Task prompt: All that is needed is every record, duplicated exactly.

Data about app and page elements
Content starts

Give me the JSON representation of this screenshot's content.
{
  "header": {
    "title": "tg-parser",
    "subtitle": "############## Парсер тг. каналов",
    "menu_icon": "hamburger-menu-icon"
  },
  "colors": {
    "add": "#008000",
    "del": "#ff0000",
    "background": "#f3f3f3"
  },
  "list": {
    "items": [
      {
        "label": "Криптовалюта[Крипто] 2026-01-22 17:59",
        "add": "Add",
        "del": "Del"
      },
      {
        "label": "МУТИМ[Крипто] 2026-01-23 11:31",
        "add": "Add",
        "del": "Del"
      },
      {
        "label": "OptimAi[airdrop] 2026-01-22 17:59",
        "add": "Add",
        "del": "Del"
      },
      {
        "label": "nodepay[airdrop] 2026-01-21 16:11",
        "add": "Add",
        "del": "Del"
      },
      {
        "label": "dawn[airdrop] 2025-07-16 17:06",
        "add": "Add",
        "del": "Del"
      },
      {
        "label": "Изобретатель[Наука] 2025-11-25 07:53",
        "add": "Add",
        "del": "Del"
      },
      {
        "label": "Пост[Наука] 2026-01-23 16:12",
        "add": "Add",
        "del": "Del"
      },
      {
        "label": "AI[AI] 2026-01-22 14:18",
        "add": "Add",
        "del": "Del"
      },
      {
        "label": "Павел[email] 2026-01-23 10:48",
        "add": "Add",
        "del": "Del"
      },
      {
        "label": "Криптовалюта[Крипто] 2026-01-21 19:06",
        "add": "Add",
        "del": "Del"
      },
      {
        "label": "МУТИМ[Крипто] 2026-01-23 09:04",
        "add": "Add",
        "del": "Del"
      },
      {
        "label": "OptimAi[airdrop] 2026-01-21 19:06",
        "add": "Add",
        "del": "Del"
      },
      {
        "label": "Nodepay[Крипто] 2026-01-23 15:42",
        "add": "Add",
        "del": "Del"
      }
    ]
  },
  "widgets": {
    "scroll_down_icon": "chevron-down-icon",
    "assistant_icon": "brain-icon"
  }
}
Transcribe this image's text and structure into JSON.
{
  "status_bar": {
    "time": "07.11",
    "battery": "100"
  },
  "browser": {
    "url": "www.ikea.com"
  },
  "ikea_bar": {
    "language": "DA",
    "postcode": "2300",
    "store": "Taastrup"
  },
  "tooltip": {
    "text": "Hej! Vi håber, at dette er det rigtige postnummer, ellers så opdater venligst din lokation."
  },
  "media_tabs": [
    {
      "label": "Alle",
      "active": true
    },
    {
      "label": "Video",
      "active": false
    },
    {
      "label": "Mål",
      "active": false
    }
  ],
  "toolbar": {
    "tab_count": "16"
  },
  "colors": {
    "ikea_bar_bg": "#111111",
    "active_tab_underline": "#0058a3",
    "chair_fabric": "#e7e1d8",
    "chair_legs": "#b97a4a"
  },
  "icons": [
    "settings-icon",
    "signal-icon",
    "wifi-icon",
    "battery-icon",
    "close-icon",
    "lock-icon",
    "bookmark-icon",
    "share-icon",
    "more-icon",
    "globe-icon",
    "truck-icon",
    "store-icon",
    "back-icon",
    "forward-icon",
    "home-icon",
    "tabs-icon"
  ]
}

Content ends

Answer for the task:
Give me the JSON representation of this screenshot's content.
{
  "header": {
    "title": "tg-parser",
    "subtitle": "############## Парсер тг. каналов",
    "menu_icon": "hamburger-menu-icon"
  },
  "colors": {
    "add": "#008000",
    "del": "#ff0000",
    "background": "#f3f3f3"
  },
  "list": {
    "items": [
      {
        "label": "Криптовалюта[Крипто] 2026-01-22 17:59",
        "add": "Add",
        "del": "Del"
      },
      {
        "label": "МУТИМ[Крипто] 2026-01-23 11:31",
        "add": "Add",
        "del": "Del"
      },
      {
        "label": "OptimAi[airdrop] 2026-01-22 17:59",
        "add": "Add",
        "del": "Del"
      },
      {
        "label": "nodepay[airdrop] 2026-01-21 16:11",
        "add": "Add",
        "del": "Del"
      },
      {
        "label": "dawn[airdrop] 2025-07-16 17:06",
        "add": "Add",
        "del": "Del"
      },
      {
        "label": "Изобретатель[Наука] 2025-11-25 07:53",
        "add": "Add",
        "del": "Del"
      },
      {
        "label": "Пост[Наука] 2026-01-23 16:12",
        "add": "Add",
        "del": "Del"
      },
      {
        "label": "AI[AI] 2026-01-22 14:18",
        "add": "Add",
        "del": "Del"
      },
      {
        "label": "Павел[email] 2026-01-23 10:48",
        "add": "Add",
        "del": "Del"
      },
      {
        "label": "Криптовалюта[Крипто] 2026-01-21 19:06",
        "add": "Add",
        "del": "Del"
      },
      {
        "label": "МУТИМ[Крипто] 2026-01-23 09:04",
        "add": "Add",
        "del": "Del"
      },
      {
        "label": "OptimAi[airdrop] 2026-01-21 19:06",
        "add": "Add",
        "del": "Del"
      },
      {
        "label": "Nodepay[Крипто] 2026-01-23 15:42",
        "add": "Add",
        "del": "Del"
      }
    ]
  },
  "widgets": {
    "scroll_down_icon": "chevron-down-icon",
    "assistant_icon": "brain-icon"
  }
}
Transcribe this image's text and structure into JSON.
{
  "status_bar": {
    "time": "07.11",
    "battery": "100"
  },
  "browser": {
    "url": "www.ikea.com"
  },
  "ikea_bar": {
    "language": "DA",
    "postcode": "2300",
    "store": "Taastrup"
  },
  "tooltip": {
    "text": "Hej! Vi håber, at dette er det rigtige postnummer, ellers så opdater venligst din lokation."
  },
  "media_tabs": [
    {
      "label": "Alle",
      "active": true
    },
    {
      "label": "Video",
      "active": false
    },
    {
      "label": "Mål",
      "active": false
    }
  ],
  "toolbar": {
    "tab_count": "16"
  },
  "colors": {
    "ikea_bar_bg": "#111111",
    "active_tab_underline": "#0058a3",
    "chair_fabric": "#e7e1d8",
    "chair_legs": "#b97a4a"
  },
  "icons": [
    "settings-icon",
    "signal-icon",
    "wifi-icon",
    "battery-icon",
    "close-icon",
    "lock-icon",
    "bookmark-icon",
    "share-icon",
    "more-icon",
    "globe-icon",
    "truck-icon",
    "store-icon",
    "back-icon",
    "forward-icon",
    "home-icon",
    "tabs-icon"
  ]
}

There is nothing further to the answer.